Summary: Primary care practices in the United States must balance the timeliness of care delivery with continuity. Continuity of care includes balancing the lead time for appointments with the goal of having patients see their own primary physician whenever possible. Timeliness and continuity are intrinsically tied to the makeup of the patient population—the “physician-patient panel”—that a physician oversees. In addition to these priorities, teaching hospitals must take into account the learning requirements of their medical residents. In order to prepare for future practice, residents should be exposed to the widest possible range of clinical experiences.
Using patient appointment data, physician-patient panel sizes, and physician case mix, Dr. Balasubramanian and his team investigated how group practices can manage physician and resident-patient panels to improve timeliness of access and continuity. They developed a quantitative decision-support system to help clinicians, practice managers, and health systems answer the following questions:
- How should physician-patient panel composition be altered over time to best match patient demand with physician supply?
- How should practices best match patient and physician preferences, while simultaneously considering the influence of panel size and case mix on patient access?
- How many additional new patients can be empanelled without adversely affecting the goals of timely access and continuity?

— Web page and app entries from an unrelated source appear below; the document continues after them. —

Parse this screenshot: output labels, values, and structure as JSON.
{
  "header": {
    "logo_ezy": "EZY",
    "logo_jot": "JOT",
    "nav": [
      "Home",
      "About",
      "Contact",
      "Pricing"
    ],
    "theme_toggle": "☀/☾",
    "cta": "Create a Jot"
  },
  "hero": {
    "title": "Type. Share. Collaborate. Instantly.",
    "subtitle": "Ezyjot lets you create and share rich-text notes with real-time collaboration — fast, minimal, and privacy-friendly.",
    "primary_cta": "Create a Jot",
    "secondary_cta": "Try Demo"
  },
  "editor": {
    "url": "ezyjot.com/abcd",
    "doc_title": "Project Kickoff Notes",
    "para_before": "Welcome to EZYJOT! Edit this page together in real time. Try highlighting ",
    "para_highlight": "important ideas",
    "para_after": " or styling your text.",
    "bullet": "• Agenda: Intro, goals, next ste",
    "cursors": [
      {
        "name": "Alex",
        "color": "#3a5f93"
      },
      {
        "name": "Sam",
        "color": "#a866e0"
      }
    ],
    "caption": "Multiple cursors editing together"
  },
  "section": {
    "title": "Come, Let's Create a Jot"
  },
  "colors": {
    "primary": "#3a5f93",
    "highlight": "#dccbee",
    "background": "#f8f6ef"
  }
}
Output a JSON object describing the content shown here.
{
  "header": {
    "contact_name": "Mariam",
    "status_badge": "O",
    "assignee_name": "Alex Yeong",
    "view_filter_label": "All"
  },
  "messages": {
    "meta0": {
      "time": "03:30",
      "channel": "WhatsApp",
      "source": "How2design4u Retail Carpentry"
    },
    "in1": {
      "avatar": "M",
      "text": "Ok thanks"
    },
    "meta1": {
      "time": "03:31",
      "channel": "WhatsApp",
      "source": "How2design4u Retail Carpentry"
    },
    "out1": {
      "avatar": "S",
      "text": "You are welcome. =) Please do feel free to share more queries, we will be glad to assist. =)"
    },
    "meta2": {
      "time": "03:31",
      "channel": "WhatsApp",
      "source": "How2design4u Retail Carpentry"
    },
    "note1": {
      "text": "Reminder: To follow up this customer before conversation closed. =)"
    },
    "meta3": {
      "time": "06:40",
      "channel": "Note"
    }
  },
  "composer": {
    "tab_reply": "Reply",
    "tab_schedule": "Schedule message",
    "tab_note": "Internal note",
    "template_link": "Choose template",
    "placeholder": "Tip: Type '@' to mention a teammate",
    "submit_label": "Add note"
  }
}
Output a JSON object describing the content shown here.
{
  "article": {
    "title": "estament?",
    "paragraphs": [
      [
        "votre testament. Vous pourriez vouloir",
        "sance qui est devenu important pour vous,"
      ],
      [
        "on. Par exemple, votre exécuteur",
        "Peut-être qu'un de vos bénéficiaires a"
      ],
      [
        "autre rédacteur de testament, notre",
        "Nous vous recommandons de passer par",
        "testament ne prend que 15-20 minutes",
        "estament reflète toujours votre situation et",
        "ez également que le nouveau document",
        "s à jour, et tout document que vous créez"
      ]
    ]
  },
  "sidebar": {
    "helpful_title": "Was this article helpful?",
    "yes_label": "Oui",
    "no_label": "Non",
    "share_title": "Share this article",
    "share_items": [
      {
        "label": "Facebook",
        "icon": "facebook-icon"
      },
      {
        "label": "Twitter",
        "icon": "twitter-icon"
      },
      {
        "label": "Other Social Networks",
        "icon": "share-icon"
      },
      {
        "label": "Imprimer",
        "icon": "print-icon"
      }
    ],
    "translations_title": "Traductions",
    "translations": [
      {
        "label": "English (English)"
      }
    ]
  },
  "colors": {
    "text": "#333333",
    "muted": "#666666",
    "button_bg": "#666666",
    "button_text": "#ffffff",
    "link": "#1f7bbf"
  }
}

The project team constructed a general modeling framework for managing physician and resident-patient panels in a group practice and utilized systems engineering methods (optimization and discrete event simulation) to model the system over time. By incorporating specific features such as patient and physician preferences, changes in scheduling regimens, and changes in the supply and demand dynamics of a practice, the project team extended the framework’s applicability to various primary care settings.
- Develop a modeling framework that can translate generally to various primary care settings. (Achieved)
- Extend the model’s ability to dynamically generate optimal panels and incorporate changes in physician availability and patient demand over time. (Achieved)
- Develop and disseminate the first two aims in a Web-based decision support tool for clinicians, practice managers, and health care systems. (Achieved)
2012 Activities: Retrospective data from primary care clinics were used to complete the development of computer simulation models to optimize physician-patient panels and support operational and capacity planning for clinics. Due to delays initiating the project, Dr. Balasubramanian used a 1-year no-cost extension. This project was completed in February 2012.
Impact and Findings: Two primary care clinics were involved in the study: the Primary Care Internal Medicine Practice at the Mayo Clinic in Rochester, MN, and a primary care clinic at the Massachusetts General Hospital (MGH). Retrospective data from the Mayo clinic was used to determine important attributes in the distribution of patient visits among providers in order to develop the model. At MGH, the focus was on applying the developed model and evaluating the impact of reassignments to optimize panels.
The analysis of the Mayo Clinic practice used data from 2004 to 2006 on 20,000 patients and 39 physicians to characterize the practice and predict the probability of a patient appointment request. Patient-level data included the number and type of chronic conditions afflicting each patient, as well as the number of visits for each patient during the 3-year period. Dr. Balasubramanian and his team developed a simulation model to explore the impact of moving patients between panels as a way to improve timely access and continuity of care. The model showed a 40 percent improvement in timely access and continuity of care when older patients with many chronic conditions were shifted from an overburdened physician to a physician with available capacity.
The analysis of the MGH practice used data from 258 residents and approximately 17,000 patients for the 21-month period between July 1, 2008 and April 30, 2010. Dr. Balasubramanian used data from 14 residents and three preceptors to examine the number of diagnoses per resident panel versus the number of patient visits. This analysis showed a wide variation in number of diagnoses per resident panel and that patients with more diagnoses have more clinic visits. The patient reassignment model was applied within and across preceptor panels. Reassigning patients within a preceptor panel reduced the imbalance and maintained continuity between preceptor and patients. Reassigning patients across preceptor panels further reduced the imbalance; however, it also decreased continuity of care. By applying the model within and across preceptor panels, the difference between number of diagnoses and number of visits was reduced. Not-yet optimized panels were compared with optimized panels at current and with a 10 percent increase in physician demand. The optimally designed panels with the 10 percent increase in demand offered more capacity than the not-yet optimized panels without the increased demand. The models indicated that optimized physician-patient panels increase physician capacity and may create an opportunity to mitigate physician shortages. Dr. Balasubramanian noted that while reassignment of patients across preceptors would have serious ramifications for continuity of care, the model may be applied to assign new patients to physicians and to assign patients to new residents.
In a time where more practices are implementing the patient-centered medical home, this research provides a framework for dynamic management of physician panels in a primary care group practice to improve access and continuity. The process of patient panel redesign can be achieved by practices over many years, based on natural attrition rates and new patients joining the practice. The findings from this study may serve as an assessment tool for practices to characterize and benchmark their clinic population on an ongoing basis and ultimately increase access and continuity of care.
Target Population: General
Strategic Goal: Develop and disseminate health IT evidence and evidence-based tools to improve health care decisionmaking through the use of integrated data and knowledge management.
Business Goal: Knowledge Creation